■ TASK DIRECTIONS ■
Every entry should come back exactly as written, minus the pictures.

[DATA TO PROCESS Boundary: Start]

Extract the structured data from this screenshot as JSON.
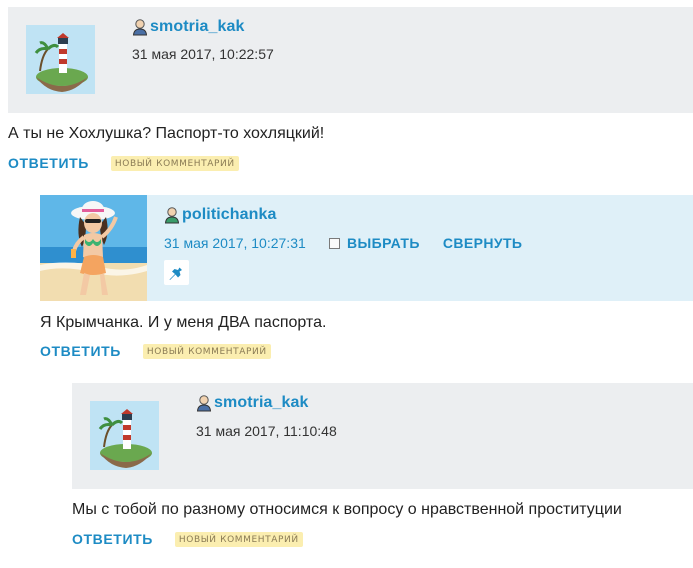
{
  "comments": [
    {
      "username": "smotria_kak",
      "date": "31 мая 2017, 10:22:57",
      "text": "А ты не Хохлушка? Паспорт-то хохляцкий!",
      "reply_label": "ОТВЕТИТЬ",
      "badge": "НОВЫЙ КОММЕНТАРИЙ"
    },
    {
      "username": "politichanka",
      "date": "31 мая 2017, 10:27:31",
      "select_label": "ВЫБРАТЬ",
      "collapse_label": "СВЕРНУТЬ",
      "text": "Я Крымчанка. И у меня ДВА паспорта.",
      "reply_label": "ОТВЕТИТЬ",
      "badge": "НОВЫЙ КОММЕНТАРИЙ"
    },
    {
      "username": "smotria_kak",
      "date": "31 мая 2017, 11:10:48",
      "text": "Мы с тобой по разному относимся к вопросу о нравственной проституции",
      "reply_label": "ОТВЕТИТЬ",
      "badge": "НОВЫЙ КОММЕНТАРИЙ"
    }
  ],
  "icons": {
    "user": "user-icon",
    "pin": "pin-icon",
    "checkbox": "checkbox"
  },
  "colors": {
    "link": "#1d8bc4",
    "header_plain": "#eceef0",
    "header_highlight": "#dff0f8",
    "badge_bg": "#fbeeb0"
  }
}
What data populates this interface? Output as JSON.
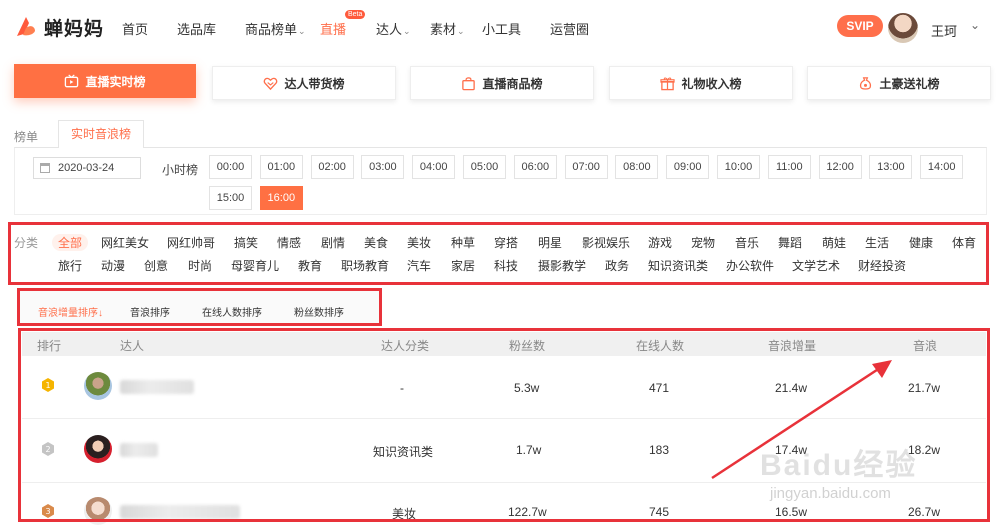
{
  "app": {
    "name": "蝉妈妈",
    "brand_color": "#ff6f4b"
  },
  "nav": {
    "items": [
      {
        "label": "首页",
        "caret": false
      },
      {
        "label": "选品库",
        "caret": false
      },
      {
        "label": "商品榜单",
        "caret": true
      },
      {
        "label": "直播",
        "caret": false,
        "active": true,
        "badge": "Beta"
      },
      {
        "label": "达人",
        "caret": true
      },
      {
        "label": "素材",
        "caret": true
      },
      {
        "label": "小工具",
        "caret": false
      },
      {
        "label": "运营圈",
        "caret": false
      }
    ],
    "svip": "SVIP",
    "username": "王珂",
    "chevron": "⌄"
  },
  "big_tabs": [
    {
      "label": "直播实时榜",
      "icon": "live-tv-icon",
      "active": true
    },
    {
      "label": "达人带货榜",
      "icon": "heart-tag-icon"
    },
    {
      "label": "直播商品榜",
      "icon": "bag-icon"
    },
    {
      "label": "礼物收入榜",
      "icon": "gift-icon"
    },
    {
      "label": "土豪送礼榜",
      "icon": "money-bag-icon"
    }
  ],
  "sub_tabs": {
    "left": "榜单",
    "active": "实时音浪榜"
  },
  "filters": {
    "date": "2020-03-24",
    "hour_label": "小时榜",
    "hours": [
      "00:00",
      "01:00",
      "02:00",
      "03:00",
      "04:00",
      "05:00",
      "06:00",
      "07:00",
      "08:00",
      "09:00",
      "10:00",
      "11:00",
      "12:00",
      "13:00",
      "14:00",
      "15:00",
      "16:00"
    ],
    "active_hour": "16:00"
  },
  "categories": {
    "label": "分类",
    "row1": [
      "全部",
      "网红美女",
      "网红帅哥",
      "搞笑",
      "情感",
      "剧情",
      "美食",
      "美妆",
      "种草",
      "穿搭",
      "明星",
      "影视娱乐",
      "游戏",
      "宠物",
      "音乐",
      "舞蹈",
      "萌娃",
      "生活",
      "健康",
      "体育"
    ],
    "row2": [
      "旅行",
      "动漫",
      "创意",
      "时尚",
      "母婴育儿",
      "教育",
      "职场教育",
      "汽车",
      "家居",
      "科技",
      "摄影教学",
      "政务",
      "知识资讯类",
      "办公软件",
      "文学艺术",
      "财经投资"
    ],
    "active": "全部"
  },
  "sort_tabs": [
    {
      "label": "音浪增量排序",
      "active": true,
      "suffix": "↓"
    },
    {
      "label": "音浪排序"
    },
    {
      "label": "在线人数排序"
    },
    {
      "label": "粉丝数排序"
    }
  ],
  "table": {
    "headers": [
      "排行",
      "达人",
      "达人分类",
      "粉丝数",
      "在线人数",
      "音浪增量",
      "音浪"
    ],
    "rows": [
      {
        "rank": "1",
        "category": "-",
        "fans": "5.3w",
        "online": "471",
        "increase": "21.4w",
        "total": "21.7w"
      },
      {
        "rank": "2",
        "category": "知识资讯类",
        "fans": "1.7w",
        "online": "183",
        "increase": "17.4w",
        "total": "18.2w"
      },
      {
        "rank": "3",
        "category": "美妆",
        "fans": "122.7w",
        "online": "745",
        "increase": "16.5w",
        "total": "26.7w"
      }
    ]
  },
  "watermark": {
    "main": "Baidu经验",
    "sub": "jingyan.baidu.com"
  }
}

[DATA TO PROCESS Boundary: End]

■ EXPECTED OUTPUT ■
Extract the structured data from this screenshot as JSON.
{
  "comments": [
    {
      "username": "smotria_kak",
      "date": "31 мая 2017, 10:22:57",
      "text": "А ты не Хохлушка? Паспорт-то хохляцкий!",
      "reply_label": "ОТВЕТИТЬ",
      "badge": "НОВЫЙ КОММЕНТАРИЙ"
    },
    {
      "username": "politichanka",
      "date": "31 мая 2017, 10:27:31",
      "select_label": "ВЫБРАТЬ",
      "collapse_label": "СВЕРНУТЬ",
      "text": "Я Крымчанка. И у меня ДВА паспорта.",
      "reply_label": "ОТВЕТИТЬ",
      "badge": "НОВЫЙ КОММЕНТАРИЙ"
    },
    {
      "username": "smotria_kak",
      "date": "31 мая 2017, 11:10:48",
      "text": "Мы с тобой по разному относимся к вопросу о нравственной проституции",
      "reply_label": "ОТВЕТИТЬ",
      "badge": "НОВЫЙ КОММЕНТАРИЙ"
    }
  ],
  "icons": {
    "user": "user-icon",
    "pin": "pin-icon",
    "checkbox": "checkbox"
  },
  "colors": {
    "link": "#1d8bc4",
    "header_plain": "#eceef0",
    "header_highlight": "#dff0f8",
    "badge_bg": "#fbeeb0"
  }
}
What data populates this interface? Output as JSON.
{
  "app": {
    "name": "蝉妈妈",
    "brand_color": "#ff6f4b"
  },
  "nav": {
    "items": [
      {
        "label": "首页",
        "caret": false
      },
      {
        "label": "选品库",
        "caret": false
      },
      {
        "label": "商品榜单",
        "caret": true
      },
      {
        "label": "直播",
        "caret": false,
        "active": true,
        "badge": "Beta"
      },
      {
        "label": "达人",
        "caret": true
      },
      {
        "label": "素材",
        "caret": true
      },
      {
        "label": "小工具",
        "caret": false
      },
      {
        "label": "运营圈",
        "caret": false
      }
    ],
    "svip": "SVIP",
    "username": "王珂",
    "chevron": "⌄"
  },
  "big_tabs": [
    {
      "label": "直播实时榜",
      "icon": "live-tv-icon",
      "active": true
    },
    {
      "label": "达人带货榜",
      "icon": "heart-tag-icon"
    },
    {
      "label": "直播商品榜",
      "icon": "bag-icon"
    },
    {
      "label": "礼物收入榜",
      "icon": "gift-icon"
    },
    {
      "label": "土豪送礼榜",
      "icon": "money-bag-icon"
    }
  ],
  "sub_tabs": {
    "left": "榜单",
    "active": "实时音浪榜"
  },
  "filters": {
    "date": "2020-03-24",
    "hour_label": "小时榜",
    "hours": [
      "00:00",
      "01:00",
      "02:00",
      "03:00",
      "04:00",
      "05:00",
      "06:00",
      "07:00",
      "08:00",
      "09:00",
      "10:00",
      "11:00",
      "12:00",
      "13:00",
      "14:00",
      "15:00",
      "16:00"
    ],
    "active_hour": "16:00"
  },
  "categories": {
    "label": "分类",
    "row1": [
      "全部",
      "网红美女",
      "网红帅哥",
      "搞笑",
      "情感",
      "剧情",
      "美食",
      "美妆",
      "种草",
      "穿搭",
      "明星",
      "影视娱乐",
      "游戏",
      "宠物",
      "音乐",
      "舞蹈",
      "萌娃",
      "生活",
      "健康",
      "体育"
    ],
    "row2": [
      "旅行",
      "动漫",
      "创意",
      "时尚",
      "母婴育儿",
      "教育",
      "职场教育",
      "汽车",
      "家居",
      "科技",
      "摄影教学",
      "政务",
      "知识资讯类",
      "办公软件",
      "文学艺术",
      "财经投资"
    ],
    "active": "全部"
  },
  "sort_tabs": [
    {
      "label": "音浪增量排序",
      "active": true,
      "suffix": "↓"
    },
    {
      "label": "音浪排序"
    },
    {
      "label": "在线人数排序"
    },
    {
      "label": "粉丝数排序"
    }
  ],
  "table": {
    "headers": [
      "排行",
      "达人",
      "达人分类",
      "粉丝数",
      "在线人数",
      "音浪增量",
      "音浪"
    ],
    "rows": [
      {
        "rank": "1",
        "category": "-",
        "fans": "5.3w",
        "online": "471",
        "increase": "21.4w",
        "total": "21.7w"
      },
      {
        "rank": "2",
        "category": "知识资讯类",
        "fans": "1.7w",
        "online": "183",
        "increase": "17.4w",
        "total": "18.2w"
      },
      {
        "rank": "3",
        "category": "美妆",
        "fans": "122.7w",
        "online": "745",
        "increase": "16.5w",
        "total": "26.7w"
      }
    ]
  },
  "watermark": {
    "main": "Baidu经验",
    "sub": "jingyan.baidu.com"
  }
}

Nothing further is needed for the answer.